**ASSIGNED TASK**: In the listing that follows, print every line exactly and leave the images out.

BEGIN PROVIDED ENTRIES

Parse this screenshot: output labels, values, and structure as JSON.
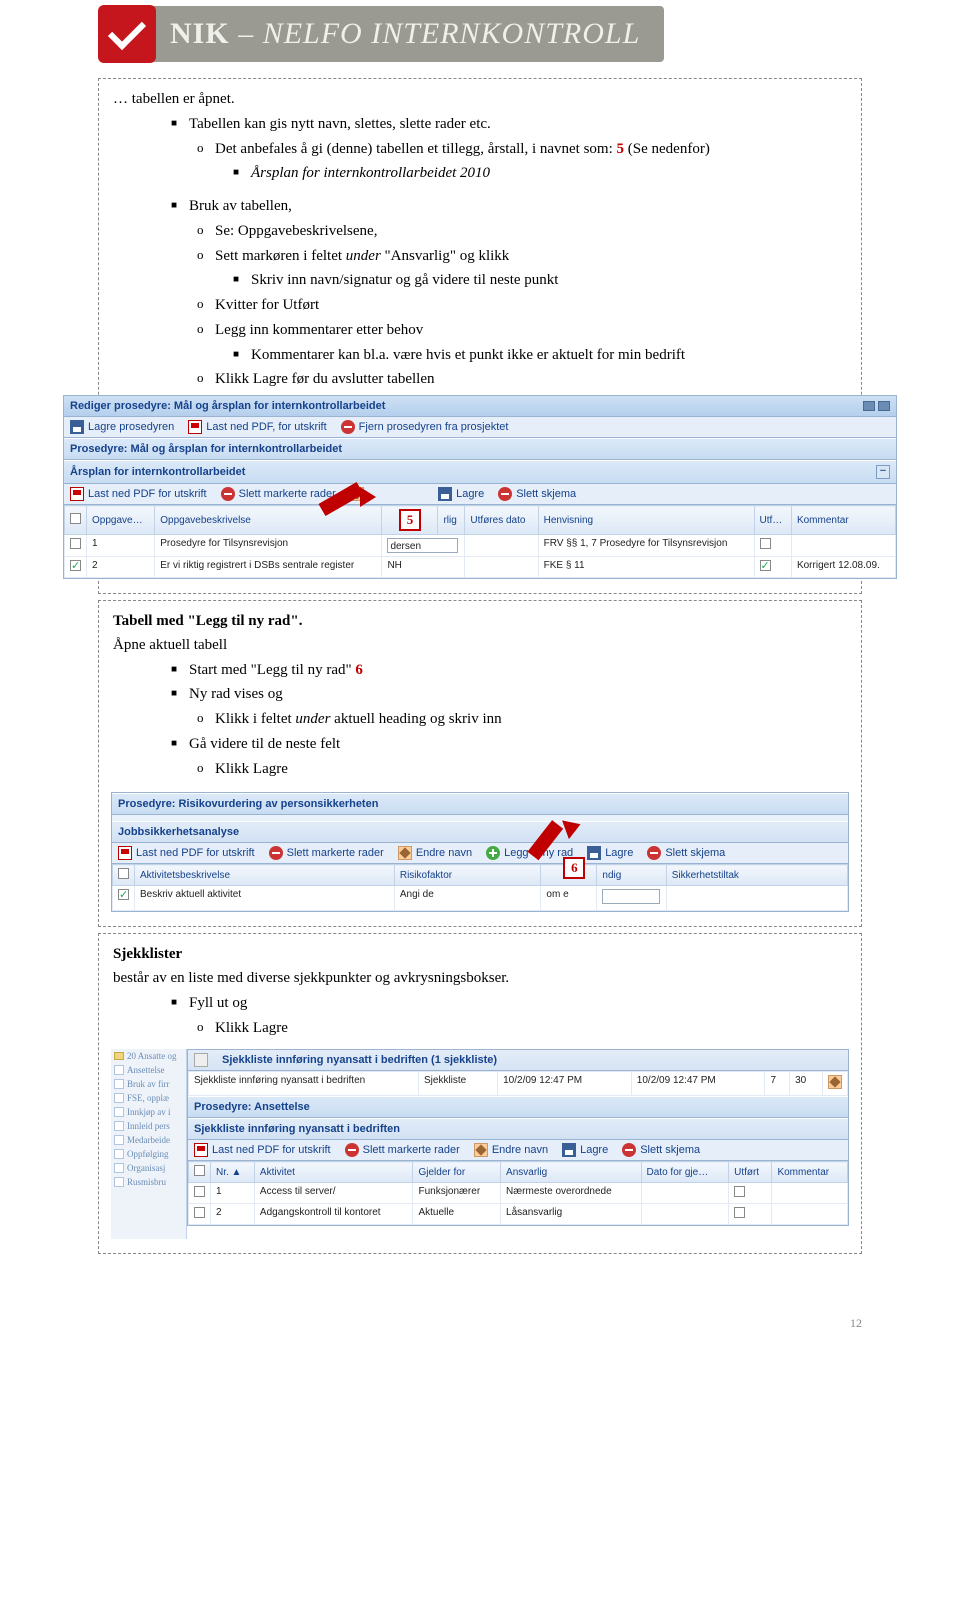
{
  "banner": {
    "brand_bold": "NIK",
    "brand_rest": " – NELFO INTERNKONTROLL"
  },
  "sec1": {
    "line0": "… tabellen er åpnet.",
    "bullet1": "Tabellen kan gis nytt navn, slettes, slette rader etc.",
    "circ1_part1": "Det anbefales å gi (denne) tabellen et tillegg, årstall, i navnet som: ",
    "circ1_red": "5",
    "circ1_part2": " (Se nedenfor)",
    "sub1": "Årsplan for internkontrollarbeidet 2010",
    "bullet2": "Bruk av tabellen,",
    "c2a": "Se: Oppgavebeskrivelsene,",
    "c2b_part1": "Sett markøren i feltet ",
    "c2b_em": "under",
    "c2b_part2": " \"Ansvarlig\" og klikk",
    "c2b_sub": "Skriv inn navn/signatur og gå videre til neste punkt",
    "c2c": "Kvitter for Utført",
    "c2d": "Legg inn kommentarer etter behov",
    "c2d_sub": "Kommentarer kan bl.a. være hvis et punkt ikke er aktuelt for min bedrift",
    "c2e": "Klikk Lagre før du avslutter tabellen"
  },
  "ui1": {
    "win_title": "Rediger prosedyre: Mål og årsplan for internkontrollarbeidet",
    "tb_save_proc": "Lagre prosedyren",
    "tb_last_pdf": "Last ned PDF, for utskrift",
    "tb_fjern": "Fjern prosedyren fra prosjektet",
    "panel_title": "Prosedyre: Mål og årsplan for internkontrollarbeidet",
    "sub_title": "Årsplan for internkontrollarbeidet",
    "row_tb_pdf": "Last ned PDF for utskrift",
    "row_tb_del": "Slett markerte rader",
    "row_tb_edit": "Endre navn",
    "row_tb_save": "Lagre",
    "row_tb_delschema": "Slett skjema",
    "cols": [
      "",
      "Oppgave…",
      "Oppgavebeskrivelse",
      "",
      "rlig",
      "Utføres dato",
      "Henvisning",
      "Utf…",
      "Kommentar"
    ],
    "row1": {
      "num": "1",
      "desc": "Prosedyre for Tilsynsrevisjon",
      "cell4": "dersen",
      "henv": "FRV §§ 1, 7 Prosedyre for Tilsynsrevisjon"
    },
    "row2": {
      "num": "2",
      "desc": "Er vi riktig registrert i DSBs sentrale register",
      "cell4": "NH",
      "henv": "FKE § 11",
      "komm": "Korrigert 12.08.09."
    },
    "callout": "5"
  },
  "sec2": {
    "title": "Tabell med \"Legg til ny rad\".",
    "line1": "Åpne aktuell tabell",
    "b1_part1": "Start med \"Legg til ny rad\" ",
    "b1_red": "6",
    "b2": "Ny rad vises og",
    "b2_c_part1": "Klikk i feltet ",
    "b2_c_em": "under",
    "b2_c_part2": " aktuell heading og skriv inn",
    "b3": "Gå videre til de neste felt",
    "b3_c": "Klikk Lagre"
  },
  "ui2": {
    "panel_title": "Prosedyre: Risikovurdering av personsikkerheten",
    "sub_title": "Jobbsikkerhetsanalyse",
    "tb_pdf": "Last ned PDF for utskrift",
    "tb_del": "Slett markerte rader",
    "tb_edit": "Endre navn",
    "tb_add": "Legg til ny rad",
    "tb_save": "Lagre",
    "tb_delschema": "Slett skjema",
    "cols": [
      "",
      "Aktivitetsbeskrivelse",
      "Risikofaktor",
      "",
      "ndig",
      "Sikkerhetstiltak"
    ],
    "row1": {
      "desc": "Beskriv aktuell aktivitet",
      "risk": "Angi de",
      "mid": "om e"
    },
    "callout": "6"
  },
  "sec3": {
    "title": "Sjekklister",
    "line1": "består av en liste med diverse sjekkpunkter og avkrysningsbokser.",
    "b1": "Fyll ut og",
    "b1_c": "Klikk Lagre"
  },
  "ui3": {
    "side": [
      "20 Ansatte og",
      "Ansettelse",
      "Bruk av firr",
      "FSE, opplæ",
      "Innkjøp av i",
      "Innleid pers",
      "Medarbeide",
      "Oppfølging",
      "Organisasj",
      "Rusmisbru"
    ],
    "list_title": "Sjekkliste innføring nyansatt i bedriften (1 sjekkliste)",
    "list_row": {
      "name": "Sjekkliste innføring nyansatt i bedriften",
      "col2": "Sjekkliste",
      "d1": "10/2/09 12:47 PM",
      "d2": "10/2/09 12:47 PM",
      "n1": "7",
      "n2": "30"
    },
    "panel_title": "Prosedyre: Ansettelse",
    "sub_title": "Sjekkliste innføring nyansatt i bedriften",
    "tb_pdf": "Last ned PDF for utskrift",
    "tb_del": "Slett markerte rader",
    "tb_edit": "Endre navn",
    "tb_save": "Lagre",
    "tb_delschema": "Slett skjema",
    "cols": [
      "",
      "Nr. ▲",
      "Aktivitet",
      "Gjelder for",
      "Ansvarlig",
      "Dato for gje…",
      "Utført",
      "Kommentar"
    ],
    "r1": {
      "nr": "1",
      "akt": "Access til server/",
      "gjeld": "Funksjonærer",
      "ans": "Nærmeste overordnede"
    },
    "r2": {
      "nr": "2",
      "akt": "Adgangskontroll til kontoret",
      "gjeld": "Aktuelle",
      "ans": "Låsansvarlig"
    }
  },
  "pagenum": "12"
}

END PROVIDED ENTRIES

**ANSWER BOX**:
Parse this screenshot: output labels, values, and structure as JSON.
{
  "banner": {
    "brand_bold": "NIK",
    "brand_rest": " – NELFO INTERNKONTROLL"
  },
  "sec1": {
    "line0": "… tabellen er åpnet.",
    "bullet1": "Tabellen kan gis nytt navn, slettes, slette rader etc.",
    "circ1_part1": "Det anbefales å gi (denne) tabellen et tillegg, årstall, i navnet som: ",
    "circ1_red": "5",
    "circ1_part2": " (Se nedenfor)",
    "sub1": "Årsplan for internkontrollarbeidet 2010",
    "bullet2": "Bruk av tabellen,",
    "c2a": "Se: Oppgavebeskrivelsene,",
    "c2b_part1": "Sett markøren i feltet ",
    "c2b_em": "under",
    "c2b_part2": " \"Ansvarlig\" og klikk",
    "c2b_sub": "Skriv inn navn/signatur og gå videre til neste punkt",
    "c2c": "Kvitter for Utført",
    "c2d": "Legg inn kommentarer etter behov",
    "c2d_sub": "Kommentarer kan bl.a. være hvis et punkt ikke er aktuelt for min bedrift",
    "c2e": "Klikk Lagre før du avslutter tabellen"
  },
  "ui1": {
    "win_title": "Rediger prosedyre: Mål og årsplan for internkontrollarbeidet",
    "tb_save_proc": "Lagre prosedyren",
    "tb_last_pdf": "Last ned PDF, for utskrift",
    "tb_fjern": "Fjern prosedyren fra prosjektet",
    "panel_title": "Prosedyre: Mål og årsplan for internkontrollarbeidet",
    "sub_title": "Årsplan for internkontrollarbeidet",
    "row_tb_pdf": "Last ned PDF for utskrift",
    "row_tb_del": "Slett markerte rader",
    "row_tb_edit": "Endre navn",
    "row_tb_save": "Lagre",
    "row_tb_delschema": "Slett skjema",
    "cols": [
      "",
      "Oppgave…",
      "Oppgavebeskrivelse",
      "",
      "rlig",
      "Utføres dato",
      "Henvisning",
      "Utf…",
      "Kommentar"
    ],
    "row1": {
      "num": "1",
      "desc": "Prosedyre for Tilsynsrevisjon",
      "cell4": "dersen",
      "henv": "FRV §§ 1, 7 Prosedyre for Tilsynsrevisjon"
    },
    "row2": {
      "num": "2",
      "desc": "Er vi riktig registrert i DSBs sentrale register",
      "cell4": "NH",
      "henv": "FKE § 11",
      "komm": "Korrigert 12.08.09."
    },
    "callout": "5"
  },
  "sec2": {
    "title": "Tabell med \"Legg til ny rad\".",
    "line1": "Åpne aktuell tabell",
    "b1_part1": "Start med \"Legg til ny rad\" ",
    "b1_red": "6",
    "b2": "Ny rad vises og",
    "b2_c_part1": "Klikk i feltet ",
    "b2_c_em": "under",
    "b2_c_part2": " aktuell heading og skriv inn",
    "b3": "Gå videre til de neste felt",
    "b3_c": "Klikk Lagre"
  },
  "ui2": {
    "panel_title": "Prosedyre: Risikovurdering av personsikkerheten",
    "sub_title": "Jobbsikkerhetsanalyse",
    "tb_pdf": "Last ned PDF for utskrift",
    "tb_del": "Slett markerte rader",
    "tb_edit": "Endre navn",
    "tb_add": "Legg til ny rad",
    "tb_save": "Lagre",
    "tb_delschema": "Slett skjema",
    "cols": [
      "",
      "Aktivitetsbeskrivelse",
      "Risikofaktor",
      "",
      "ndig",
      "Sikkerhetstiltak"
    ],
    "row1": {
      "desc": "Beskriv aktuell aktivitet",
      "risk": "Angi de",
      "mid": "om e"
    },
    "callout": "6"
  },
  "sec3": {
    "title": "Sjekklister",
    "line1": "består av en liste med diverse sjekkpunkter og avkrysningsbokser.",
    "b1": "Fyll ut og",
    "b1_c": "Klikk Lagre"
  },
  "ui3": {
    "side": [
      "20 Ansatte og",
      "Ansettelse",
      "Bruk av firr",
      "FSE, opplæ",
      "Innkjøp av i",
      "Innleid pers",
      "Medarbeide",
      "Oppfølging",
      "Organisasj",
      "Rusmisbru"
    ],
    "list_title": "Sjekkliste innføring nyansatt i bedriften (1 sjekkliste)",
    "list_row": {
      "name": "Sjekkliste innføring nyansatt i bedriften",
      "col2": "Sjekkliste",
      "d1": "10/2/09 12:47 PM",
      "d2": "10/2/09 12:47 PM",
      "n1": "7",
      "n2": "30"
    },
    "panel_title": "Prosedyre: Ansettelse",
    "sub_title": "Sjekkliste innføring nyansatt i bedriften",
    "tb_pdf": "Last ned PDF for utskrift",
    "tb_del": "Slett markerte rader",
    "tb_edit": "Endre navn",
    "tb_save": "Lagre",
    "tb_delschema": "Slett skjema",
    "cols": [
      "",
      "Nr. ▲",
      "Aktivitet",
      "Gjelder for",
      "Ansvarlig",
      "Dato for gje…",
      "Utført",
      "Kommentar"
    ],
    "r1": {
      "nr": "1",
      "akt": "Access til server/",
      "gjeld": "Funksjonærer",
      "ans": "Nærmeste overordnede"
    },
    "r2": {
      "nr": "2",
      "akt": "Adgangskontroll til kontoret",
      "gjeld": "Aktuelle",
      "ans": "Låsansvarlig"
    }
  },
  "pagenum": "12"
}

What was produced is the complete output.